My own organisation, the New Economics Foundation, and academics like Sir Richard Layard at the LSE, have both been struggling to knit together a political manifesto that puts well-being – rather than economic growth – at the heart of our political objectives. Both have put improving mental health high on their list of emerging well-being issues.
It is because a similar blindness besets economists and policy-makers that they don’t see the massive weight of unhappiness, of rising mental problems and depression, that afflicts the population – a fifth of the population suffering from depression at any one time, 31 million prescriptions for anti-depressants a year, and a wait for four years for cognitive behavioural therapy on the NHS.
This unsustainable effect of modern society on people – stress, debt and consumerism – is a mirror image of the unsustainable effects of that same society on the environment, but it is so far only on the fringes of the green agenda.
Yet all that looks likely to change, thanks to a range of new pieces of research, mainly in the Netherlands. We already know from there that mental health problems are enormously higher in high-density concrete estates without grass or trees. But it is now also clear that:
- 71 per cent in one Mind survey reported lower levels of depression after walking in a country park (22 per cent found an equivalent walk through a shopping centre made them more depressed).
- 24 per cent fewer sick visits among prisoners in Michigan in cells that overlooked farmland and trees.
- Shorter hospital stays, fewer painkillers, less medication for Pennsylvania patients when they had views of trees.
These are important findings, and the Netherlands now has 600 ‘care farms’ in the countryside to tackle depression, integrated into their health service (we have 42). They imply that human beings have a basic need for green, natural space and trees.
One study in Seattle even found that turnover in shops were higher when there were trees in the shopping street, so there are direct economic links as well.
All this also implies that the green movement, in the UK at least, is partly responsible for the rise in mental illness. Green campaigners have been at the forefront of calling for high density cities, and high density flats, over the past two decades, and high densities necessarily means less greenery.
The hideous results – at least for those who have to live in them – are all too obvious, just as they were two generations ago when environmentalists and architects last ganged up to raise urban densities. Then as now, it was the poor that suffered – without any obvious reduction in traffic either.
But the third implication is more urgent. There is a political opportunity here, because there is – hidden in this research – a note of hope. We can have an impact on the epidemic of depression that is undermining our society.
We can do so by making our cities greener, by building what Mind calls ‘ecotherapy’ as a treatment for mental distress in the NHS, and we can massively increase the effectiveness of our hospitals and prisons by accepting that patients and prisoners have a massive need for nature.

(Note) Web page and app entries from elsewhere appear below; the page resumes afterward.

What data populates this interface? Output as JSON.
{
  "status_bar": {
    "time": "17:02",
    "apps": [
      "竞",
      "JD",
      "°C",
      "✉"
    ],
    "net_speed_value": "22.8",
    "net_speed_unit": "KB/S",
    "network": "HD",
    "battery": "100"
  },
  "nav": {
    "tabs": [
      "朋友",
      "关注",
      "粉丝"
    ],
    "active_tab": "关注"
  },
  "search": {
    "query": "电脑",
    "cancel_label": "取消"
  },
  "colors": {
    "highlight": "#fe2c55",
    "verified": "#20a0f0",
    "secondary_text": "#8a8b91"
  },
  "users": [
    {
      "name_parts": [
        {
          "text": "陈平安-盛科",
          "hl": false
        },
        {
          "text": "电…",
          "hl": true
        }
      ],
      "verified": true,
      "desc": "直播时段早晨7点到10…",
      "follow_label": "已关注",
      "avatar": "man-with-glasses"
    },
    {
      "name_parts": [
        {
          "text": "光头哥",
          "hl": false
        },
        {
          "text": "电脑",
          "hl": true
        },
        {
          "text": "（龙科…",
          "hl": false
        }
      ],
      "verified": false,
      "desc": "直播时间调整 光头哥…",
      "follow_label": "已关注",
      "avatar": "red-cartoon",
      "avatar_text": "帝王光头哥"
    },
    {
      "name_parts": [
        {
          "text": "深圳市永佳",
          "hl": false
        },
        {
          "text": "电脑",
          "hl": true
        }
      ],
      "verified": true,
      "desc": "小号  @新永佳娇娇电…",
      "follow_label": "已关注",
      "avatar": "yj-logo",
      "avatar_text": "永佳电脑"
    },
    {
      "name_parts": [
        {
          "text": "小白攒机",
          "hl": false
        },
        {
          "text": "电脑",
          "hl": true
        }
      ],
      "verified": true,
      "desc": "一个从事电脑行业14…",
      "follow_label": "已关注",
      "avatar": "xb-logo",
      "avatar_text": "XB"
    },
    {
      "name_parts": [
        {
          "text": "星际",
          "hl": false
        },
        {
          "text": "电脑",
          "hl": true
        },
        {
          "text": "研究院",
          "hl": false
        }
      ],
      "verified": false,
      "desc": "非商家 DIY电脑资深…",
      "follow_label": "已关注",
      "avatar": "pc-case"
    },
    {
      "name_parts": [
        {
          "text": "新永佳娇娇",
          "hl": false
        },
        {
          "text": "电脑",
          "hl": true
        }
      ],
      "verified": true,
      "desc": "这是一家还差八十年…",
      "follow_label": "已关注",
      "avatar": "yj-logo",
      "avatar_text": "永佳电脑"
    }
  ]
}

Imagine just what a 24 per cent reduction in the budget for prison medical services would mean. Imagine what we could do in hospitals too.
As a green Liberal Democrat, I have come to believe that our main enemy is now the technocrats who reduce the humanity – especially of the poor – by treating them like machines. I can think of no greater praise for this new green awareness than that technocrats will hate it.
We should, at the very least, back Mind’s campaign to make access to green space and exercise a core issue for the Healthcare Commission, the Commission for Social Care Inspection and the Prisons Inspectorate.
But we can also develop this as part of a wider theme in the overall Liberal Democrat narrative. The reason our public services are so expensive is that they are ineffective – and they don’t work partly because they reduce those in their care to easily measureable automatons, controllable by targets, drugs, threats and financial sticks and (occasionally) carrots.
It is the essence of Liberal Democracy – green or otherwise – in the years ahead that we understand human beings are more than that, and by doing so we rescue our public services from the sclerosis that is overwhelming them.
David Boyle is a fellow of the New Economics Foundation, and the author of Authenticity, The Tyranny of Numbers and Blondel’s Song. www.david-boyle.co.uk